Instructions for the task
The whole listing that follows should be printed again, unchanged.

Start of Entries provided

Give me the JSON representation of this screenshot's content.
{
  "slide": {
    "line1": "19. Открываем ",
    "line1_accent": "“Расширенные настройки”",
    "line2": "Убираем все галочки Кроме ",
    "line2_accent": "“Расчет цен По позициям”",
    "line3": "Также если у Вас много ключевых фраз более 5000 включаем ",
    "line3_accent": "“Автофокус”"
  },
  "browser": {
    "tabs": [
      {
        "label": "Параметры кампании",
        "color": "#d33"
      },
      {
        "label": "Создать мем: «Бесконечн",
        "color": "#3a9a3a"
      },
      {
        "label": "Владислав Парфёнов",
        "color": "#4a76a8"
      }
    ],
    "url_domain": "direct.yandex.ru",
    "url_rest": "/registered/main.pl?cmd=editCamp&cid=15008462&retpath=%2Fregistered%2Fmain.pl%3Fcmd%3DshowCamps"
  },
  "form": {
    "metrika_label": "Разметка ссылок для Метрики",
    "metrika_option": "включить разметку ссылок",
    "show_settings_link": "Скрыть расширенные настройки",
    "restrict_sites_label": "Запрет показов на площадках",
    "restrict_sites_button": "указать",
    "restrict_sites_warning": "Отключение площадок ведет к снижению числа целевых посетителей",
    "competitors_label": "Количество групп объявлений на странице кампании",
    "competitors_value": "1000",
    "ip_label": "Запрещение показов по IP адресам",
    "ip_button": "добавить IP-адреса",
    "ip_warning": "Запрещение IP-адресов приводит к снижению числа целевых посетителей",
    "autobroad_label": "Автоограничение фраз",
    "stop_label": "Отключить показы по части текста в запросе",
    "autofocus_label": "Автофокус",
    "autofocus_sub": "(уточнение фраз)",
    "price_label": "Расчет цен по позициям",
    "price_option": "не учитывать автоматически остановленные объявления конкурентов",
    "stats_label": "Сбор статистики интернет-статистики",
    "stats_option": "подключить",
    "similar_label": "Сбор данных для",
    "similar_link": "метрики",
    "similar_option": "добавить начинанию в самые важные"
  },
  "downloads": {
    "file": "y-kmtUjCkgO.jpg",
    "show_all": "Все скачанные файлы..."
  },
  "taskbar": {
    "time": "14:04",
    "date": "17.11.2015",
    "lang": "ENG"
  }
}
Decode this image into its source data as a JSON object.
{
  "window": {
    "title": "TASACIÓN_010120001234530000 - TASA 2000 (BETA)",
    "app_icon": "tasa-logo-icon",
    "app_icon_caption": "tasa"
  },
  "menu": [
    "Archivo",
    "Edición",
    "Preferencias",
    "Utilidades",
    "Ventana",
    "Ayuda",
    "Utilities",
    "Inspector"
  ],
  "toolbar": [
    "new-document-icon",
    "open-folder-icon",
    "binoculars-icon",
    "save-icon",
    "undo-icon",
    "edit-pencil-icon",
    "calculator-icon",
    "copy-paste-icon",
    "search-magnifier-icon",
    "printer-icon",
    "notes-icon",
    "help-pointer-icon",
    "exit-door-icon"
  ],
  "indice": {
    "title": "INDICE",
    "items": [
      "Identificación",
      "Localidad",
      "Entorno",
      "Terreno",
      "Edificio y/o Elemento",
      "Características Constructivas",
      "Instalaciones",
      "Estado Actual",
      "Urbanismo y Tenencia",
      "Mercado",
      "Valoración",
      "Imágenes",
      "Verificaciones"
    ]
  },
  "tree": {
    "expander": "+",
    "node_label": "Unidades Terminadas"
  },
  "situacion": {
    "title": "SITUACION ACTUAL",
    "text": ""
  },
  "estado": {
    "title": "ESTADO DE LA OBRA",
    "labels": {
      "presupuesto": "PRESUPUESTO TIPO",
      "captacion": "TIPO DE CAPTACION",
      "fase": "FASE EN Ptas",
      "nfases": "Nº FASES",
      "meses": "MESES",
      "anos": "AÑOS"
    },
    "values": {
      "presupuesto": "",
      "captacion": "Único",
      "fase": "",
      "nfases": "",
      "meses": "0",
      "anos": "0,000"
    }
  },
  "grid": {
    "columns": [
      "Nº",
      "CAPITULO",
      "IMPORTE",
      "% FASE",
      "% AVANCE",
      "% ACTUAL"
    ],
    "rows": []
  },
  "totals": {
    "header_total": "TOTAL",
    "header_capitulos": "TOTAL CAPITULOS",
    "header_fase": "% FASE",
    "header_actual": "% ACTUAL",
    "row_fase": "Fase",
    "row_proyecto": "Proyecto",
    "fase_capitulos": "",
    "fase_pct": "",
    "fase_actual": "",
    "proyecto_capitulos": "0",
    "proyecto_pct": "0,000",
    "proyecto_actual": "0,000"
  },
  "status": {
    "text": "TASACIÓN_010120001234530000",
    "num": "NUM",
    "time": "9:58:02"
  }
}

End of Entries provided

Solution
Give me the JSON representation of this screenshot's content.
{
  "slide": {
    "line1": "19. Открываем ",
    "line1_accent": "“Расширенные настройки”",
    "line2": "Убираем все галочки Кроме ",
    "line2_accent": "“Расчет цен По позициям”",
    "line3": "Также если у Вас много ключевых фраз более 5000 включаем ",
    "line3_accent": "“Автофокус”"
  },
  "browser": {
    "tabs": [
      {
        "label": "Параметры кампании",
        "color": "#d33"
      },
      {
        "label": "Создать мем: «Бесконечн",
        "color": "#3a9a3a"
      },
      {
        "label": "Владислав Парфёнов",
        "color": "#4a76a8"
      }
    ],
    "url_domain": "direct.yandex.ru",
    "url_rest": "/registered/main.pl?cmd=editCamp&cid=15008462&retpath=%2Fregistered%2Fmain.pl%3Fcmd%3DshowCamps"
  },
  "form": {
    "metrika_label": "Разметка ссылок для Метрики",
    "metrika_option": "включить разметку ссылок",
    "show_settings_link": "Скрыть расширенные настройки",
    "restrict_sites_label": "Запрет показов на площадках",
    "restrict_sites_button": "указать",
    "restrict_sites_warning": "Отключение площадок ведет к снижению числа целевых посетителей",
    "competitors_label": "Количество групп объявлений на странице кампании",
    "competitors_value": "1000",
    "ip_label": "Запрещение показов по IP адресам",
    "ip_button": "добавить IP-адреса",
    "ip_warning": "Запрещение IP-адресов приводит к снижению числа целевых посетителей",
    "autobroad_label": "Автоограничение фраз",
    "stop_label": "Отключить показы по части текста в запросе",
    "autofocus_label": "Автофокус",
    "autofocus_sub": "(уточнение фраз)",
    "price_label": "Расчет цен по позициям",
    "price_option": "не учитывать автоматически остановленные объявления конкурентов",
    "stats_label": "Сбор статистики интернет-статистики",
    "stats_option": "подключить",
    "similar_label": "Сбор данных для",
    "similar_link": "метрики",
    "similar_option": "добавить начинанию в самые важные"
  },
  "downloads": {
    "file": "y-kmtUjCkgO.jpg",
    "show_all": "Все скачанные файлы..."
  },
  "taskbar": {
    "time": "14:04",
    "date": "17.11.2015",
    "lang": "ENG"
  }
}
Decode this image into its source data as a JSON object.
{
  "window": {
    "title": "TASACIÓN_010120001234530000 - TASA 2000 (BETA)",
    "app_icon": "tasa-logo-icon",
    "app_icon_caption": "tasa"
  },
  "menu": [
    "Archivo",
    "Edición",
    "Preferencias",
    "Utilidades",
    "Ventana",
    "Ayuda",
    "Utilities",
    "Inspector"
  ],
  "toolbar": [
    "new-document-icon",
    "open-folder-icon",
    "binoculars-icon",
    "save-icon",
    "undo-icon",
    "edit-pencil-icon",
    "calculator-icon",
    "copy-paste-icon",
    "search-magnifier-icon",
    "printer-icon",
    "notes-icon",
    "help-pointer-icon",
    "exit-door-icon"
  ],
  "indice": {
    "title": "INDICE",
    "items": [
      "Identificación",
      "Localidad",
      "Entorno",
      "Terreno",
      "Edificio y/o Elemento",
      "Características Constructivas",
      "Instalaciones",
      "Estado Actual",
      "Urbanismo y Tenencia",
      "Mercado",
      "Valoración",
      "Imágenes",
      "Verificaciones"
    ]
  },
  "tree": {
    "expander": "+",
    "node_label": "Unidades Terminadas"
  },
  "situacion": {
    "title": "SITUACION ACTUAL",
    "text": ""
  },
  "estado": {
    "title": "ESTADO DE LA OBRA",
    "labels": {
      "presupuesto": "PRESUPUESTO TIPO",
      "captacion": "TIPO DE CAPTACION",
      "fase": "FASE EN Ptas",
      "nfases": "Nº FASES",
      "meses": "MESES",
      "anos": "AÑOS"
    },
    "values": {
      "presupuesto": "",
      "captacion": "Único",
      "fase": "",
      "nfases": "",
      "meses": "0",
      "anos": "0,000"
    }
  },
  "grid": {
    "columns": [
      "Nº",
      "CAPITULO",
      "IMPORTE",
      "% FASE",
      "% AVANCE",
      "% ACTUAL"
    ],
    "rows": []
  },
  "totals": {
    "header_total": "TOTAL",
    "header_capitulos": "TOTAL CAPITULOS",
    "header_fase": "% FASE",
    "header_actual": "% ACTUAL",
    "row_fase": "Fase",
    "row_proyecto": "Proyecto",
    "fase_capitulos": "",
    "fase_pct": "",
    "fase_actual": "",
    "proyecto_capitulos": "0",
    "proyecto_pct": "0,000",
    "proyecto_actual": "0,000"
  },
  "status": {
    "text": "TASACIÓN_010120001234530000",
    "num": "NUM",
    "time": "9:58:02"
  }
}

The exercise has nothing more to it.